INPUT RECORDS:
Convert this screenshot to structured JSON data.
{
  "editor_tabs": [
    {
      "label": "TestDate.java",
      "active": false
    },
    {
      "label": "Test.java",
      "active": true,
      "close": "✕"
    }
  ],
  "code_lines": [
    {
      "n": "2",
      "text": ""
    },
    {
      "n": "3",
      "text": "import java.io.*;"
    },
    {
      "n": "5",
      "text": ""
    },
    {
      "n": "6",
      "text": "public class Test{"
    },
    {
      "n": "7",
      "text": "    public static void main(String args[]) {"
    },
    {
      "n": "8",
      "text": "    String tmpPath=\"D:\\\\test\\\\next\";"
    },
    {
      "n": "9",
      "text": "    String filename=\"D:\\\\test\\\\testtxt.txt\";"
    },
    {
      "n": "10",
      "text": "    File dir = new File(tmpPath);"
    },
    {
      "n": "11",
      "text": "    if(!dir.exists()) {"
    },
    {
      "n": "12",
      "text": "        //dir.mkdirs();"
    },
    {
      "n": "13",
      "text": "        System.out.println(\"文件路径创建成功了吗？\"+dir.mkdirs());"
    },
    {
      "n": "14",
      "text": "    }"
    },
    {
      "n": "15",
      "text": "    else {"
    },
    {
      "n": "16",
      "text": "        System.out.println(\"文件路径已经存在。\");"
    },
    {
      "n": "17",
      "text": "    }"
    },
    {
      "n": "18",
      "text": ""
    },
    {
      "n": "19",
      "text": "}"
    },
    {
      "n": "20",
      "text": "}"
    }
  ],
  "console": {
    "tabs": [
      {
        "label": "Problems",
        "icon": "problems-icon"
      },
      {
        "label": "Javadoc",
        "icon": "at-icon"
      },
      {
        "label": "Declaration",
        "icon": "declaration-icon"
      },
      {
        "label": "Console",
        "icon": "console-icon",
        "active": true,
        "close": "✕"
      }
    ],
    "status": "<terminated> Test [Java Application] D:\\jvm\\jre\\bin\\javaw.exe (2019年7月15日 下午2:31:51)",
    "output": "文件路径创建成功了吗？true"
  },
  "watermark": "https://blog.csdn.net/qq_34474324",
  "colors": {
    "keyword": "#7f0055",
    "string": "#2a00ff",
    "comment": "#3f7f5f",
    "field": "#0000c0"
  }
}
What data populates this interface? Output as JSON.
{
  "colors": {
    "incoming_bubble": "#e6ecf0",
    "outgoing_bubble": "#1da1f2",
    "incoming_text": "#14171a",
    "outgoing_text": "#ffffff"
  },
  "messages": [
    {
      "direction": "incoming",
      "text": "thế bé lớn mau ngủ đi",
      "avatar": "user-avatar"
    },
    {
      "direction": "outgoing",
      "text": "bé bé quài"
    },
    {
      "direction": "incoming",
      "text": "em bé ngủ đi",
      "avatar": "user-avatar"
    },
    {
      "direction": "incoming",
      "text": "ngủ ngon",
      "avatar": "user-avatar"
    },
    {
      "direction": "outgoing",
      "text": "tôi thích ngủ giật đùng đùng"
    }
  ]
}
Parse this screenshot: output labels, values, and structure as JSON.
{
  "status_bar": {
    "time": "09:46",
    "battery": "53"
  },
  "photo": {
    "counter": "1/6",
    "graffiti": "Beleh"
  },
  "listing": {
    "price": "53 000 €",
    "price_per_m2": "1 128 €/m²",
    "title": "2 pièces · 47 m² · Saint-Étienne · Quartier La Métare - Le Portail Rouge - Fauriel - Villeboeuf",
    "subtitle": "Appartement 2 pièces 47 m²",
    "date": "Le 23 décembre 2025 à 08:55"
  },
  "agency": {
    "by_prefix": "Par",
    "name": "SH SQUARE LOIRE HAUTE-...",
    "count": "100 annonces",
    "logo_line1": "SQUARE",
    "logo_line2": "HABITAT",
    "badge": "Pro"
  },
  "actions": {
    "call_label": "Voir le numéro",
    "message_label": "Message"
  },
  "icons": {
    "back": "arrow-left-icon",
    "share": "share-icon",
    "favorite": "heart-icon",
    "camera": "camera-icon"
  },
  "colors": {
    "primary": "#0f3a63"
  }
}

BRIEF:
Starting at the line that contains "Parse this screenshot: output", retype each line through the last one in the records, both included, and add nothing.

RESPONSE TO THE EXERCISE:
Parse this screenshot: output labels, values, and structure as JSON.
{
  "status_bar": {
    "time": "09:46",
    "battery": "53"
  },
  "photo": {
    "counter": "1/6",
    "graffiti": "Beleh"
  },
  "listing": {
    "price": "53 000 €",
    "price_per_m2": "1 128 €/m²",
    "title": "2 pièces · 47 m² · Saint-Étienne · Quartier La Métare - Le Portail Rouge - Fauriel - Villeboeuf",
    "subtitle": "Appartement 2 pièces 47 m²",
    "date": "Le 23 décembre 2025 à 08:55"
  },
  "agency": {
    "by_prefix": "Par",
    "name": "SH SQUARE LOIRE HAUTE-...",
    "count": "100 annonces",
    "logo_line1": "SQUARE",
    "logo_line2": "HABITAT",
    "badge": "Pro"
  },
  "actions": {
    "call_label": "Voir le numéro",
    "message_label": "Message"
  },
  "icons": {
    "back": "arrow-left-icon",
    "share": "share-icon",
    "favorite": "heart-icon",
    "camera": "camera-icon"
  },
  "colors": {
    "primary": "#0f3a63"
  }
}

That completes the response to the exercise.